[Opening Records shown section]

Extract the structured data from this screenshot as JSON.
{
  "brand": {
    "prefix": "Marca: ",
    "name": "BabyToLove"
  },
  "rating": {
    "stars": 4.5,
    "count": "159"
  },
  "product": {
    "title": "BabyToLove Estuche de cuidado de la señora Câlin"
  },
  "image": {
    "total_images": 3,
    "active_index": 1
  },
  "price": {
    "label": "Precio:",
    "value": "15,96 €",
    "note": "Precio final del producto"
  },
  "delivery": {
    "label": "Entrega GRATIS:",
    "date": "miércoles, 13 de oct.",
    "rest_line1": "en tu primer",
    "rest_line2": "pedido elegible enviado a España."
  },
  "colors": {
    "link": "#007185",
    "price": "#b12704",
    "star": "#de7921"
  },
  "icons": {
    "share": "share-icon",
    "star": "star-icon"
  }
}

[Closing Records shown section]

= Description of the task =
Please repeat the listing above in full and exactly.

= Exercise response =
Extract the structured data from this screenshot as JSON.
{
  "brand": {
    "prefix": "Marca: ",
    "name": "BabyToLove"
  },
  "rating": {
    "stars": 4.5,
    "count": "159"
  },
  "product": {
    "title": "BabyToLove Estuche de cuidado de la señora Câlin"
  },
  "image": {
    "total_images": 3,
    "active_index": 1
  },
  "price": {
    "label": "Precio:",
    "value": "15,96 €",
    "note": "Precio final del producto"
  },
  "delivery": {
    "label": "Entrega GRATIS:",
    "date": "miércoles, 13 de oct.",
    "rest_line1": "en tu primer",
    "rest_line2": "pedido elegible enviado a España."
  },
  "colors": {
    "link": "#007185",
    "price": "#b12704",
    "star": "#de7921"
  },
  "icons": {
    "share": "share-icon",
    "star": "star-icon"
  }
}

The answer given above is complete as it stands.